Savvy marketers recognize what factors are within their control and which ones aren’t. They consider how they can increase their chances to get earned media and replicate that success multiple times. The good news is that media, in general, has become vastly decentralized. There are so many platforms where you can get coverage, go viral, or receive praise from your valued customers. This is in contrast to the pre-internet era when you would have to catch the eye of an important writer or television personality to showcase your product.
How to pursue earned media
To state the obvious: better content pays dividends. If you haven’t invested in a comprehensive content marketing strategy, you’re falling behind. Whether it’s a blog, a series of video tutorials, or any other kind of educational material, content marketing establishes you as an expert in your field, builds your legitimacy as a company, and shows that you’re genuinely invested in making the lives of your customers better. If it’s good, people will share it; virality is in a sense a form of earned media, and it usually leads to press coverage as well.
You should also reward people who speak highly of your product. But be careful not to establish a pattern, because then it won’t be earned media—you’ll be bribing people to say nice things about you. However, if you spontaneously decide to send some swag to someone who tweeted how much they loved your product, you’ll ingratiate yourself to your audience without looking desperate. The more you interact with your audience on social media, the better chances you’ll have at “earning” earned media. As long as you keep it light: answer questions, crack jokes, give out discounts and other opportunities. People should consider their interactions with you on social media as fulfilling, useful, or humorous.

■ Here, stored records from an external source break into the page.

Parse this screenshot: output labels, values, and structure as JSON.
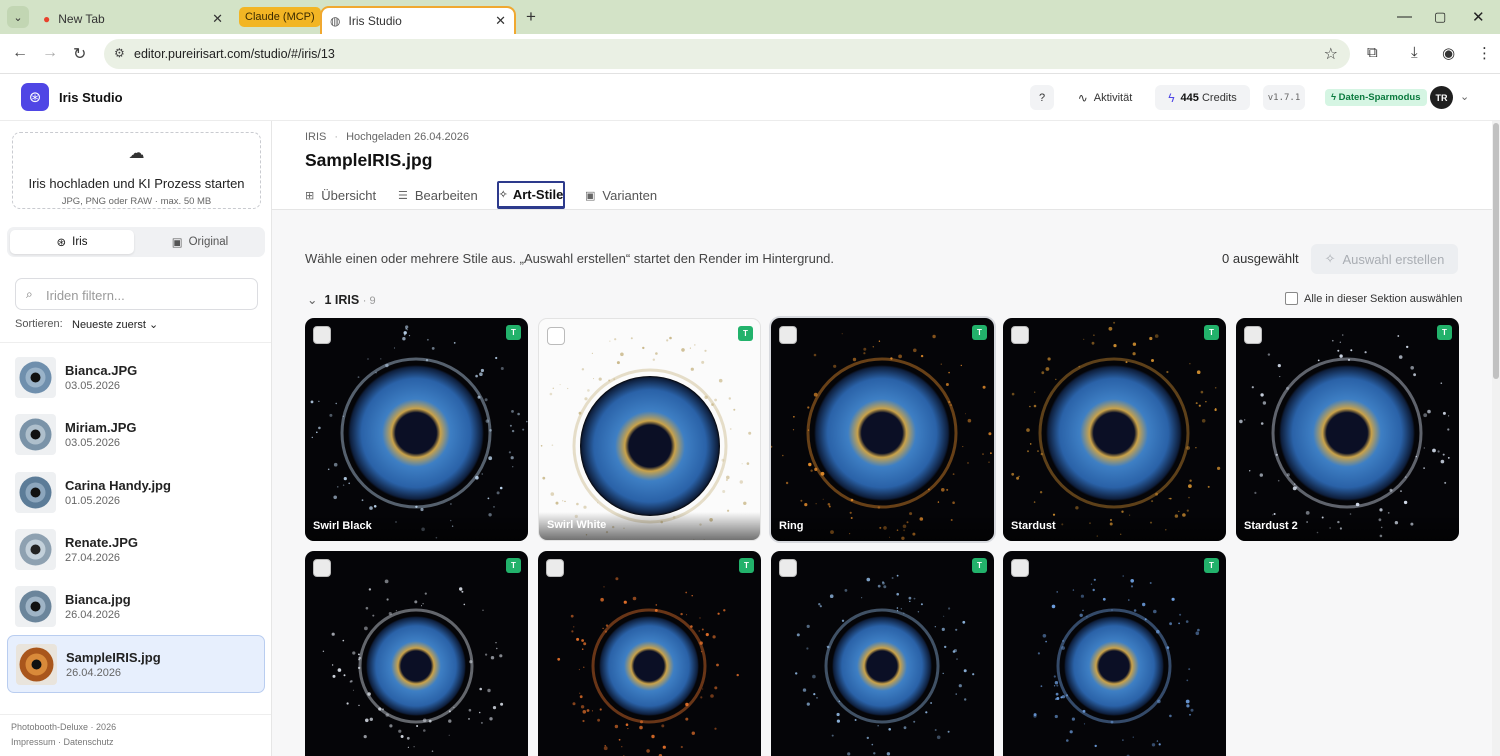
{
  "browser": {
    "tabs": [
      {
        "title": "New Tab"
      },
      {
        "group_label": "Claude (MCP)"
      },
      {
        "title": "Iris Studio"
      }
    ],
    "url": "editor.pureirisart.com/studio/#/iris/13",
    "new_tab_symbol": "+"
  },
  "header": {
    "app_name": "Iris Studio",
    "activity_label": "Aktivität",
    "credits_value": "445",
    "credits_label": "Credits",
    "version": "v1.7.1",
    "saver_label": "Daten-Sparmodus",
    "avatar_initials": "TR"
  },
  "sidebar": {
    "upload_title": "Iris hochladen und KI Prozess starten",
    "upload_hint": "JPG, PNG oder RAW · max. 50 MB",
    "view_toggle": [
      "Iris",
      "Original"
    ],
    "filter_placeholder": "Iriden filtern...",
    "sort_label": "Sortieren:",
    "sort_value": "Neueste zuerst",
    "files": [
      {
        "name": "Bianca.JPG",
        "date": "03.05.2026"
      },
      {
        "name": "Miriam.JPG",
        "date": "03.05.2026"
      },
      {
        "name": "Carina Handy.jpg",
        "date": "01.05.2026"
      },
      {
        "name": "Renate.JPG",
        "date": "27.04.2026"
      },
      {
        "name": "Bianca.jpg",
        "date": "26.04.2026"
      },
      {
        "name": "SampleIRIS.jpg",
        "date": "26.04.2026"
      }
    ],
    "footer_brand": "Photobooth-Deluxe · 2026",
    "footer_links": "Impressum · Datenschutz"
  },
  "main": {
    "breadcrumb_type": "IRIS",
    "breadcrumb_uploaded": "Hochgeladen 26.04.2026",
    "title": "SampleIRIS.jpg",
    "tabs": [
      "Übersicht",
      "Bearbeiten",
      "Art-Stile",
      "Varianten"
    ],
    "active_tab": "Art-Stile",
    "hint": "Wähle einen oder mehrere Stile aus. „Auswahl erstellen“ startet den Render im Hintergrund.",
    "selected_count": "0 ausgewählt",
    "create_button": "Auswahl erstellen",
    "section_title": "1 IRIS",
    "section_count": "· 9",
    "select_all_label": "Alle in dieser Sektion auswählen",
    "badge_letter": "T",
    "styles": [
      {
        "label": "Swirl Black",
        "bg": "#050508",
        "accent": "#b8d0e8"
      },
      {
        "label": "Swirl White",
        "bg": "#fbfbfb",
        "accent": "#c9b88a"
      },
      {
        "label": "Ring",
        "bg": "#050508",
        "accent": "#e08a2a"
      },
      {
        "label": "Stardust",
        "bg": "#050508",
        "accent": "#c98a2e"
      },
      {
        "label": "Stardust 2",
        "bg": "#050508",
        "accent": "#cfd8e6"
      },
      {
        "label": "",
        "bg": "#050508",
        "accent": "#d8dde6"
      },
      {
        "label": "",
        "bg": "#050508",
        "accent": "#e3702a"
      },
      {
        "label": "",
        "bg": "#050508",
        "accent": "#8ab0d8"
      },
      {
        "label": "",
        "bg": "#050508",
        "accent": "#6fa0e0"
      }
    ]
  },
  "colors": {
    "accent": "#4f46e5",
    "tab_underline": "#2d3a8c",
    "badge": "#22b26b",
    "selected_row": "#e7effd"
  },
  "icons": [
    "chevron-down-icon",
    "close-icon",
    "globe-icon",
    "back-icon",
    "forward-icon",
    "reload-icon",
    "site-info-icon",
    "star-icon",
    "extensions-icon",
    "download-icon",
    "profile-icon",
    "menu-icon",
    "help-icon",
    "activity-icon",
    "lightning-icon",
    "upload-cloud-icon",
    "iris-icon",
    "image-icon",
    "search-icon",
    "grid-icon",
    "sliders-icon",
    "sparkle-icon"
  ]
}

If not, you’re just bothering them.
This brings us to the other side of earned media: bad publicity. Contrary to the infamous euphemism, not all publicity is good publicity. So, you should be very clear about your goals from the outset: you don’t just want to earn media—you want to earn media so that people view your enterprise in a more favorable light. Conducting tone-deaf campaigns like the recent “Pepsi Protest” ad, or advertising clothing featuring harmful racial stereotypes is not the way to go. You can mitigate these problems in advance by making sure that your whole marketing team is thinking critically, and that you’ve fostered an environment in which team members feel comfortable expressing concern or apprehension towards your campaign.

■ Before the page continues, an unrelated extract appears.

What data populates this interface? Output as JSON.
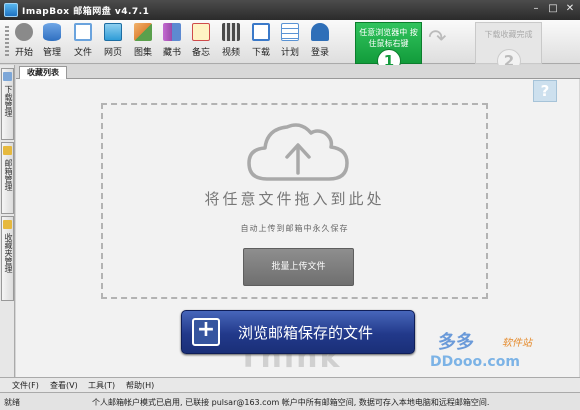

Earned media is also highly sought after because it’s rare, and more importantly, unpredictable. There’s no “hack” to get earned media. And, given the overall fickle attention spans of audiences these days, it's unlikely that what worked for you at one point in type will necessarily guarantee repeated results. In other words, earned media often depends on variables that are outside your control, however that doesn’t mean you can’t work the odds and give yourself many chances to get that coveted placement.